That’s probably because Sabina is all kinds of awesome. And if you don’t already, you should follow her on TwitterFacebook, and her blog at Realm of the Goddess.

She messaged me this morning, totally excited and ready to explode, because her book just went up on Amazon for pre-order. Meaning, you can order it now and it’ll be delivered to your email address at 12:01am on November 26, 2014.

This is great and you should do it – I just did and can’t wait to lose myself in Sabina’s tale of  ancient religion, action, romance, and so much more.

Here – check out this blurb and tell me you’re not intrigued:

Would you put your trust in strangers to save the ones you loved? Would you allow an ancient prophecy to change your life?

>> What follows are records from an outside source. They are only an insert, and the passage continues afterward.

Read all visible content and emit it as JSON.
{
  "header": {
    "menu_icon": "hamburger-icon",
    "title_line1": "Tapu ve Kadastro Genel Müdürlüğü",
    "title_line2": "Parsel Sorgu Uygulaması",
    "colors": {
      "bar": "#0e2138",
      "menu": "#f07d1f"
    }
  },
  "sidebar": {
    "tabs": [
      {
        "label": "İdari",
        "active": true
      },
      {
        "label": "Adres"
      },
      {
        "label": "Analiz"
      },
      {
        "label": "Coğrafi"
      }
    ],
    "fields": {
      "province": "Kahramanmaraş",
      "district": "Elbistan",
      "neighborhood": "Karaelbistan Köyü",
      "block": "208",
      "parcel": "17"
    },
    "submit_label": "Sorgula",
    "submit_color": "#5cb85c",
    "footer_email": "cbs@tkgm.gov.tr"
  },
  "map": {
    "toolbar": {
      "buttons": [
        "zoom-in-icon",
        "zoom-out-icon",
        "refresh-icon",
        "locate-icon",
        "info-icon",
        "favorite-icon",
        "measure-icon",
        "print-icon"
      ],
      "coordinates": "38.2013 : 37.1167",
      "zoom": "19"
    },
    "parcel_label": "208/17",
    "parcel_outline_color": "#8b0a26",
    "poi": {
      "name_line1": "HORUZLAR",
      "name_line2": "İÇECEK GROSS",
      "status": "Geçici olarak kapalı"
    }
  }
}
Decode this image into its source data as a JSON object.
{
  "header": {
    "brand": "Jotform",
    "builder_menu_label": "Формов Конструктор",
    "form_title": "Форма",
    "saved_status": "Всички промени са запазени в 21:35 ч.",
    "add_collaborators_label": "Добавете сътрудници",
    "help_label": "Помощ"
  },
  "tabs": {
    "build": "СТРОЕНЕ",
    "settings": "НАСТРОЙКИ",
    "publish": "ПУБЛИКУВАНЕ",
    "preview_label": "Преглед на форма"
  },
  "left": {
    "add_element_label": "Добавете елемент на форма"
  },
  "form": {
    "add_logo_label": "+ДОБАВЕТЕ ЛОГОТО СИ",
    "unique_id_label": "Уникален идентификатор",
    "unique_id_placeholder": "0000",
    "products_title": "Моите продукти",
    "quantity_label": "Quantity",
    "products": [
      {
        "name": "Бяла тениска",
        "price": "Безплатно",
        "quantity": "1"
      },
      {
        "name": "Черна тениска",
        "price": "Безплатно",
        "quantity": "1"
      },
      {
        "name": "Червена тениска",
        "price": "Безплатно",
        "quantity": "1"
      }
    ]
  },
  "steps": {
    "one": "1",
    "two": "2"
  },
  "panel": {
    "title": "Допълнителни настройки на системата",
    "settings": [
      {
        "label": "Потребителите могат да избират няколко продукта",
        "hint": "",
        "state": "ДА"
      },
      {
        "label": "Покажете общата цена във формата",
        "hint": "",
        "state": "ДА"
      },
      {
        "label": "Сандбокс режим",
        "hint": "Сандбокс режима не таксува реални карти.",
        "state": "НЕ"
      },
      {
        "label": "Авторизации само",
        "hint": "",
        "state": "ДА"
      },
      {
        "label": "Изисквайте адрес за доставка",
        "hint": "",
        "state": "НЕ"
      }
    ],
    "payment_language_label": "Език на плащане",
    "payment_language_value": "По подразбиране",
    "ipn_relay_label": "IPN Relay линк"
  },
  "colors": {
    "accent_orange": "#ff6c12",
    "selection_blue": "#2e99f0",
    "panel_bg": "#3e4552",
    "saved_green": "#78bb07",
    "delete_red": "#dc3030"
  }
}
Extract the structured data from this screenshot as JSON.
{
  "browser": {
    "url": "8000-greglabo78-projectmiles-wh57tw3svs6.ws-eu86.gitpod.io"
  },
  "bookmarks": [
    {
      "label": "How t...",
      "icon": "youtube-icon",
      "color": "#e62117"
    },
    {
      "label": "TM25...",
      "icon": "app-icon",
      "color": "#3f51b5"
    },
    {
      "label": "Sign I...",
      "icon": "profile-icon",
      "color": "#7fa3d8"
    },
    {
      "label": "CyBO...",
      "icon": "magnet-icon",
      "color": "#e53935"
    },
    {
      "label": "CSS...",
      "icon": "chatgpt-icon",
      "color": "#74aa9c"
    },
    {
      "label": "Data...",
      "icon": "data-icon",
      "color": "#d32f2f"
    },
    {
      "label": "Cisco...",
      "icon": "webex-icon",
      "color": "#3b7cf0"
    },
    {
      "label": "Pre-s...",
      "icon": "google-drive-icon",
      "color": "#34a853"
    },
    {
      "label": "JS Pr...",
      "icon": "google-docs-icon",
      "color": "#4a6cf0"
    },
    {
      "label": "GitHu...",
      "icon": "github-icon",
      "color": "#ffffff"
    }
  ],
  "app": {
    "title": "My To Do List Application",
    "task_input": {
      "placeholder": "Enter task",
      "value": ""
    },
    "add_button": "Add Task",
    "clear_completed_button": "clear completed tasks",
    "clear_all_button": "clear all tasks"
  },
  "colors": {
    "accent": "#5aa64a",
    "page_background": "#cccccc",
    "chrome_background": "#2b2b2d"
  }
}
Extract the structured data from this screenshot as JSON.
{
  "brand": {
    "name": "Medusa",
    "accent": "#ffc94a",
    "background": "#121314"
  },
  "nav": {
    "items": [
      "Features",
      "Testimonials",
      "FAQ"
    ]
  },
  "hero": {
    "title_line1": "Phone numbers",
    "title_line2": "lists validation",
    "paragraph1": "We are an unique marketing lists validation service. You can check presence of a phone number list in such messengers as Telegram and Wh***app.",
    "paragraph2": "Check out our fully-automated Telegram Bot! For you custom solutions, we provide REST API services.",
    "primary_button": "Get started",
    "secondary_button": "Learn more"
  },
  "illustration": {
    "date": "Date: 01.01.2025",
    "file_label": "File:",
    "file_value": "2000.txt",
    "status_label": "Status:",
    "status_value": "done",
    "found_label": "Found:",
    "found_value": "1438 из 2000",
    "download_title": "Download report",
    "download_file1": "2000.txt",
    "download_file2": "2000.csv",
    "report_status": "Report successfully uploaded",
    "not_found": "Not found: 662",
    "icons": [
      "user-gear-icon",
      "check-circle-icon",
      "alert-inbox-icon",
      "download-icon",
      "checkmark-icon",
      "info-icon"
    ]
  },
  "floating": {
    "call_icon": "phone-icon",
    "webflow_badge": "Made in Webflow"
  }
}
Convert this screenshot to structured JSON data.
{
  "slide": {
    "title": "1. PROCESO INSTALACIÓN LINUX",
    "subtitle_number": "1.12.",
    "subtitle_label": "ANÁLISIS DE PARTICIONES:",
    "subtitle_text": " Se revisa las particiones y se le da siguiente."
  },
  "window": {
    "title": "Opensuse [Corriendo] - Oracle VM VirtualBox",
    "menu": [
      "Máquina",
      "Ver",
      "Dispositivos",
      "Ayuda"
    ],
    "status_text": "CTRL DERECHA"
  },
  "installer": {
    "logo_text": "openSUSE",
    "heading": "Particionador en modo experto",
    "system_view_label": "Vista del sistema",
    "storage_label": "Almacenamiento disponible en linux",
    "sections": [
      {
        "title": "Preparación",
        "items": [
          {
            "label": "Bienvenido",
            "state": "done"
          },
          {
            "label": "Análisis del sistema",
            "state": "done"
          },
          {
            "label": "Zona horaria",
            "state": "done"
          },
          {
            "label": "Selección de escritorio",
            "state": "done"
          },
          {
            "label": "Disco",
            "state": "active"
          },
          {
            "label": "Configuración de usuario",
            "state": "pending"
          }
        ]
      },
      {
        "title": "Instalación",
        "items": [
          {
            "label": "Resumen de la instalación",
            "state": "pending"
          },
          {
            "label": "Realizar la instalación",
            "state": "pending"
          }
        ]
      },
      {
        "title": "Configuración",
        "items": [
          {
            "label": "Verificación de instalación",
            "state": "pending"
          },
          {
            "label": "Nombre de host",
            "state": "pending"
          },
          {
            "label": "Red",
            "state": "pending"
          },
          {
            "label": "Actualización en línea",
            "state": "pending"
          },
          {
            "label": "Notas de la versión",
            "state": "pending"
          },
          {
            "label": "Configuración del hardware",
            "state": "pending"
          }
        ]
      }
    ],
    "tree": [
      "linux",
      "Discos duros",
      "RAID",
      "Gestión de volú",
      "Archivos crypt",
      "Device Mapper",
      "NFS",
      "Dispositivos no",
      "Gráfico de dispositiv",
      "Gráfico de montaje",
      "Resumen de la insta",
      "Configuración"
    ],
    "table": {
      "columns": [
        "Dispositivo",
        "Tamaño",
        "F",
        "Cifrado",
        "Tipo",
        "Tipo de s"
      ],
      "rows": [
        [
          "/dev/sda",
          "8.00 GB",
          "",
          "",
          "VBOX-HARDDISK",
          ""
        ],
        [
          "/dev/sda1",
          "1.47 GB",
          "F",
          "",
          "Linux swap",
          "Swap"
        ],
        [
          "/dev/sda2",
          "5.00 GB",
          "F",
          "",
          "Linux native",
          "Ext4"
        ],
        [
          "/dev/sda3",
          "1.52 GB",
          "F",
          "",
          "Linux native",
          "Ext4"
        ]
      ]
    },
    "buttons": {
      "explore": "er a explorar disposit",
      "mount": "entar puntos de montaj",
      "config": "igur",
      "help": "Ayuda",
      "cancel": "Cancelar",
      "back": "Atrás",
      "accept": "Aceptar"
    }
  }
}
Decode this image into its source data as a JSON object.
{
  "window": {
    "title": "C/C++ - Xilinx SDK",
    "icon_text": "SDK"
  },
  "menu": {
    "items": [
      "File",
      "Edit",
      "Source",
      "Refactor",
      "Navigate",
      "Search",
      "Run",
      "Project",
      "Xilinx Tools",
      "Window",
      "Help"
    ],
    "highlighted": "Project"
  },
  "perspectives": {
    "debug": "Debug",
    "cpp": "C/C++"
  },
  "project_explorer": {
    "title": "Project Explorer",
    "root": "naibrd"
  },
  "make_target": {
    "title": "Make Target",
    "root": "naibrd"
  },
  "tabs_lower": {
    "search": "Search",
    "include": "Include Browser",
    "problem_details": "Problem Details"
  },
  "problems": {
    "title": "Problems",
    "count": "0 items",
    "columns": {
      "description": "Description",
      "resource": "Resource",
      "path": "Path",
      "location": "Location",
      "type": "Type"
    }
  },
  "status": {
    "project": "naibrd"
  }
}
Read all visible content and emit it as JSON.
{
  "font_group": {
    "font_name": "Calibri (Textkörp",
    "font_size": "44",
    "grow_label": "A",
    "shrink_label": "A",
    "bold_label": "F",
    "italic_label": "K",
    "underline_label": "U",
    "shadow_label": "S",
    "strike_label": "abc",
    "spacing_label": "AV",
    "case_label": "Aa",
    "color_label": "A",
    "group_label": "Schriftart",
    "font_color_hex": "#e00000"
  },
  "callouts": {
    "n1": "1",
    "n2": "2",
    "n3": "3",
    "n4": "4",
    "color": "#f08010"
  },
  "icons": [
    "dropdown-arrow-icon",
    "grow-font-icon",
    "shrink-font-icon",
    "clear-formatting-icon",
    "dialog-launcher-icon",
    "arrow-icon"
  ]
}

Seventeen year old Callie discovers she is an avatar of the powerful Hindu Goddess Kali and she has to save the world from Mahisha, the King of Demons. Now Callie has to accept her fate and control her powers. Before she can face Mahisha, she must find the Sword of Knowledge that the Immortals had given Kali five thousand years ago.

As Callie embarks upon the dangerous quest to find this weapon, she must travel deep into the jungles of India to find a temple only spoken of in legends. The Rakshakari, who are sworn to protect the Goddess, guide her on this treacherous journey, fraught with demons and mortal conspiracies.

She is accompanied by the gorgeous, enigmatic Shiv for whom she feels an inexplicable but undeniable attraction. Can she trust Shiv with her life or are there dark forces at work that will divide loyalties and leave Callie at the mercy of Mahisha and his army of demons?

In a timeless tale of good versus evil, travel across the world to a place that time has forgotten. Here lies the answer to an ancient riddle. Here lies the fate of humanity.

You know you want to be all over that.

So do it – head over to Amazon and pre-order REALM OF THE GODDESS

or just click —>here

or click —>here

Snag your copy, get lost in Callie’s world, and then come back and let us all know what you thought of the book. I love comparing book notes.

Holla bitches.


Sabina Khan is the author of Realm of the Goddess, the first in a series of YA Paranormal Fantasy books based on the gods and goddesses of India. She is an educational consultant and a karaoke enthusiast.

After living in Germany, Bangladesh, Macao, Illinois and Texas, she has finally settled down in beautiful British Columbia, Canada, with her husband and three daughters, one of whom is a fur baby. She is passionate about the empowerment of girls and women, hoping to inspire them with the strong female characters in her novel.